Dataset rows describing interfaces

------------------------------------

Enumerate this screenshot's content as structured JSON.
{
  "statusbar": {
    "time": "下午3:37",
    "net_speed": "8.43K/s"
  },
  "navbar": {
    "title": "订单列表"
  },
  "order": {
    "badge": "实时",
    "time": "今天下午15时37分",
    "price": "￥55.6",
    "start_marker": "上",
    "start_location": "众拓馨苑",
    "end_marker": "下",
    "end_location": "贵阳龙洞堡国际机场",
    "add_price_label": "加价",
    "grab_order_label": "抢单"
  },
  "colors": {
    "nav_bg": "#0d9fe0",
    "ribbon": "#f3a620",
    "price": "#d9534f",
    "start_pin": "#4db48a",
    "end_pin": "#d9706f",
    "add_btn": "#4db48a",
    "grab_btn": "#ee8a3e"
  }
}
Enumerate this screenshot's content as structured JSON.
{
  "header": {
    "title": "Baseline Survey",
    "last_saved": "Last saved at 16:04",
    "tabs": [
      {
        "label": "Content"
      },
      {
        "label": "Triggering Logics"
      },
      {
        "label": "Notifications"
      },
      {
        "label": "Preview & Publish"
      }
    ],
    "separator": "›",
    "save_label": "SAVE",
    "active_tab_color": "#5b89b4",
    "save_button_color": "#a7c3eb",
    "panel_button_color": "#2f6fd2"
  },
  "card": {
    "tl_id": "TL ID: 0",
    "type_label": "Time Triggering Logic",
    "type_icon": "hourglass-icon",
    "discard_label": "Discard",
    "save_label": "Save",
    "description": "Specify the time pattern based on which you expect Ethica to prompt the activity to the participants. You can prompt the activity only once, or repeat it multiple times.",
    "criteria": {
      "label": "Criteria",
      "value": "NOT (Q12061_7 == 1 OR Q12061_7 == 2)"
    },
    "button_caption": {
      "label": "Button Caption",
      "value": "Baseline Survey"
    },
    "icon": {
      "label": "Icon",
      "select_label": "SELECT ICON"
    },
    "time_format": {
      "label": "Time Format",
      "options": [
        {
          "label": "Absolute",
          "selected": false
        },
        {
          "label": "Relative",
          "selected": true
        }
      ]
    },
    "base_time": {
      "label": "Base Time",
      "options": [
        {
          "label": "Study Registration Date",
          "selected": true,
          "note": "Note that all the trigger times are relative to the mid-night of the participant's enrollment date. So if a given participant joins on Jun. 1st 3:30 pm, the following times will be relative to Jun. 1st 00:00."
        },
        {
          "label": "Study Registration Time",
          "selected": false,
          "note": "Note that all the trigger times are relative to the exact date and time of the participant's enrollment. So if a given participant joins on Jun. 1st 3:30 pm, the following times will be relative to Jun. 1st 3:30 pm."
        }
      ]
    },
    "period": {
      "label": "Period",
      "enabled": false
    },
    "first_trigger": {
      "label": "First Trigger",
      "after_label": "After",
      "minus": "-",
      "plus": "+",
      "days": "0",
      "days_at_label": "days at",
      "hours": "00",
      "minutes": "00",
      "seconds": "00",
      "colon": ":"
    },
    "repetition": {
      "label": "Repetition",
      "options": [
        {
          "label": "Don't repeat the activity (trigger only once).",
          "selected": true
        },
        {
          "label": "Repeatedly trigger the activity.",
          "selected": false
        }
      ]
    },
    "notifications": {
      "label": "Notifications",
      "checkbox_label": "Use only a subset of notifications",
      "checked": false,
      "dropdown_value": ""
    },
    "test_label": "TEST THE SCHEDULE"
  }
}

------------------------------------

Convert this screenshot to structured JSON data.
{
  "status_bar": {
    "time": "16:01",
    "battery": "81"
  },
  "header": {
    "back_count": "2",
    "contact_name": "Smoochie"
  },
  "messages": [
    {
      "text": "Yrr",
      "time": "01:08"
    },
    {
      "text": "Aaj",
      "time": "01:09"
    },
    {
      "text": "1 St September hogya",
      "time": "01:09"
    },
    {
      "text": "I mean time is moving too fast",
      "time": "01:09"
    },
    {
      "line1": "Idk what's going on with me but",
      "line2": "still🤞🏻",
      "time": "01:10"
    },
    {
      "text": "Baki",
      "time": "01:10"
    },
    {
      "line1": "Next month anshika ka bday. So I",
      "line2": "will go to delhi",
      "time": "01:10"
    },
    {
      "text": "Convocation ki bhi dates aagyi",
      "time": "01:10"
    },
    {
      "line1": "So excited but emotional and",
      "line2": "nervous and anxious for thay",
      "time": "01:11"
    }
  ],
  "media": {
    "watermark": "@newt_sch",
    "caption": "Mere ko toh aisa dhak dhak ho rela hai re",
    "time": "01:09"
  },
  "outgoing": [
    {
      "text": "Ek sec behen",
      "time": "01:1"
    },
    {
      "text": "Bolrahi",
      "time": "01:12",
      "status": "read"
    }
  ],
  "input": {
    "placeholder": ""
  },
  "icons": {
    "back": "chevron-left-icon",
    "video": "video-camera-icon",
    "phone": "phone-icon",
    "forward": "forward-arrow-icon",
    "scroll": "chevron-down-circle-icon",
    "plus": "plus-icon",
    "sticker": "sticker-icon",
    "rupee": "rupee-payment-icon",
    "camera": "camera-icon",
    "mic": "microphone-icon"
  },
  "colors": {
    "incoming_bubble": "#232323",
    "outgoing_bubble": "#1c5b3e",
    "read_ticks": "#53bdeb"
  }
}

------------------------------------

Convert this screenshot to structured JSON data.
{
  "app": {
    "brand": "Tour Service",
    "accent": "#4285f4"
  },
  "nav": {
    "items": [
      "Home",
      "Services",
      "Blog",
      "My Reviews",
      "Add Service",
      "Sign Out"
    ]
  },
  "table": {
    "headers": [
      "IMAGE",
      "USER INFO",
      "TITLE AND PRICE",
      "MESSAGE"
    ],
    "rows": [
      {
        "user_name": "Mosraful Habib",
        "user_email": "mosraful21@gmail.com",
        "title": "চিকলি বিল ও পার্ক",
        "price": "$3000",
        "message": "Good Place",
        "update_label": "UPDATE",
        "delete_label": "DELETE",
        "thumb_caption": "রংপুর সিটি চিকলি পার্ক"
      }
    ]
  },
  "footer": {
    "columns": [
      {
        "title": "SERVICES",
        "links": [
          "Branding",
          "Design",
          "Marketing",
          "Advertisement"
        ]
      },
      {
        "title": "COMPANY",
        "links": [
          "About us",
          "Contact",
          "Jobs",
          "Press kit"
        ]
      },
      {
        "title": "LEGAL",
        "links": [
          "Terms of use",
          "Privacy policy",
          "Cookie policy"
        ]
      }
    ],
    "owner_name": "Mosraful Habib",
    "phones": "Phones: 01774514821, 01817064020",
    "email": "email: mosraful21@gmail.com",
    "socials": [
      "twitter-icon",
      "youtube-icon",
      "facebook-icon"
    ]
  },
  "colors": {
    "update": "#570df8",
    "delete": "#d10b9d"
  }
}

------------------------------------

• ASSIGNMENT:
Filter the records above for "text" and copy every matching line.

• RESPONSE:
      "text": "Yrr",
      "text": "Aaj",
      "text": "1 St September hogya",
      "text": "I mean time is moving too fast",
      "text": "Baki",
      "text": "Convocation ki bhi dates aagyi",
      "text": "Ek sec behen",
      "text": "Bolrahi",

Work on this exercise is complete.